What you should do:
Look through the material below and show every line with the word "meta".
——————
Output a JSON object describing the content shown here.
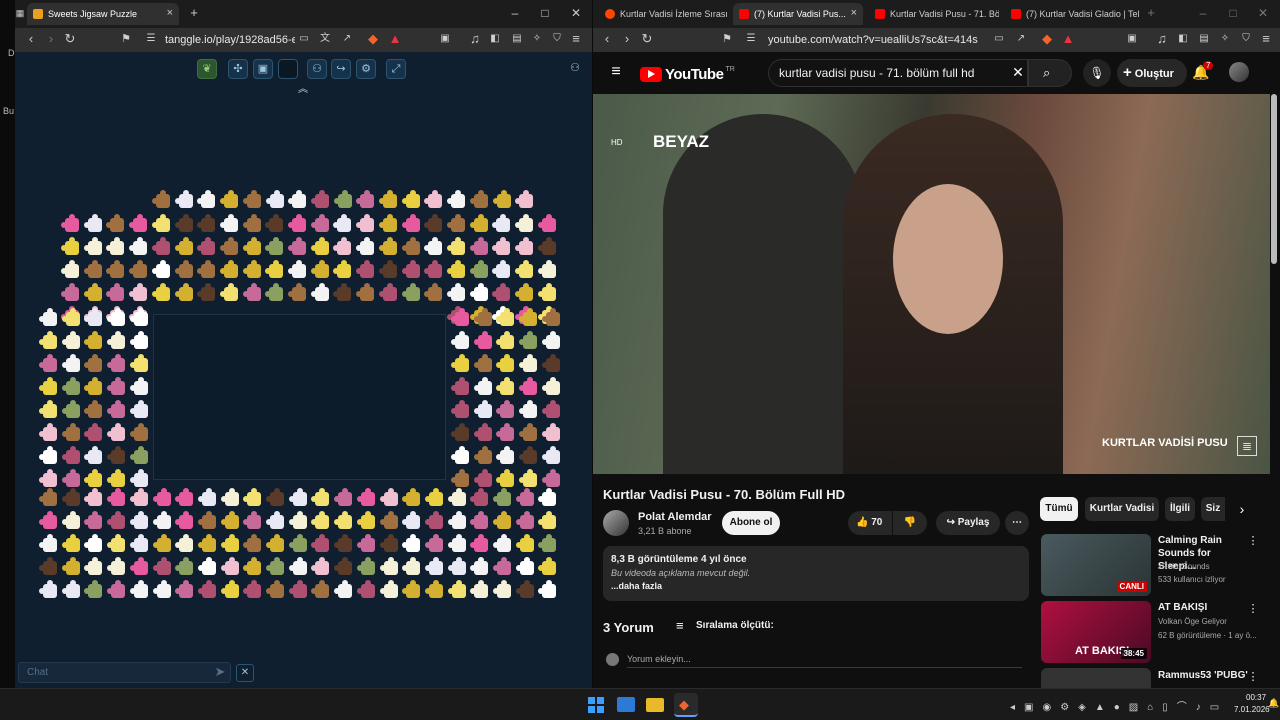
{
  "left_browser": {
    "tab_title": "Sweets Jigsaw Puzzle",
    "url": "tanggle.io/play/1928ad56-e...",
    "chat_placeholder": "Chat"
  },
  "right_browser": {
    "tabs": [
      {
        "label": "Kurtlar Vadisi İzleme Sırası : ..."
      },
      {
        "label": "(7) Kurtlar Vadisi Pus..."
      },
      {
        "label": "Kurtlar Vadisi Pusu - 71. Bölü..."
      },
      {
        "label": "(7) Kurtlar Vadisi Gladio | Tel..."
      }
    ],
    "url": "youtube.com/watch?v=uealliUs7sc&t=414s"
  },
  "youtube": {
    "logo": "YouTube",
    "logo_suffix": "TR",
    "search_query": "kurtlar vadisi pusu - 71. bölüm full hd",
    "create_label": "Oluştur",
    "notif_count": "7",
    "video_overlay_brand": "BEYAZ",
    "video_overlay_title": "KURTLAR VADİSİ PUSU",
    "video_title": "Kurtlar Vadisi Pusu - 70. Bölüm Full HD",
    "channel_name": "Polat Alemdar",
    "subscribers": "3,21 B abone",
    "subscribe_label": "Abone ol",
    "likes": "70",
    "share_label": "Paylaş",
    "views_line": "8,3 B görüntüleme  4 yıl önce",
    "description": "Bu videoda açıklama mevcut değil.",
    "more_label": "...daha fazla",
    "comments_count": "3 Yorum",
    "sort_label": "Sıralama ölçütü:",
    "comment_placeholder": "Yorum ekleyin...",
    "chips": [
      "Tümü",
      "Kurtlar Vadisi",
      "İlgili",
      "Siz"
    ],
    "recommendations": [
      {
        "title": "Calming Rain Sounds for Sleepi...",
        "channel": "xRelaxSounds",
        "meta": "533 kullanıcı izliyor",
        "badge": "CANLI"
      },
      {
        "title": "AT BAKIŞI",
        "channel": "Volkan Öge Geliyor",
        "meta": "62 B görüntüleme · 1 ay ö...",
        "badge": "38:45",
        "thumb_text": "AT BAKIŞI"
      },
      {
        "title": "Rammus53 'PUBG'",
        "channel": "",
        "meta": "",
        "badge": ""
      }
    ]
  },
  "taskbar": {
    "time": "00:37",
    "date": "7.01.2026"
  },
  "desktop_labels": [
    "D",
    "Bu"
  ]
}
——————
Result for this task:
        "meta": "533 kullanıcı izliyor",
        "meta": "62 B görüntüleme · 1 ay ö...",
        "meta": "",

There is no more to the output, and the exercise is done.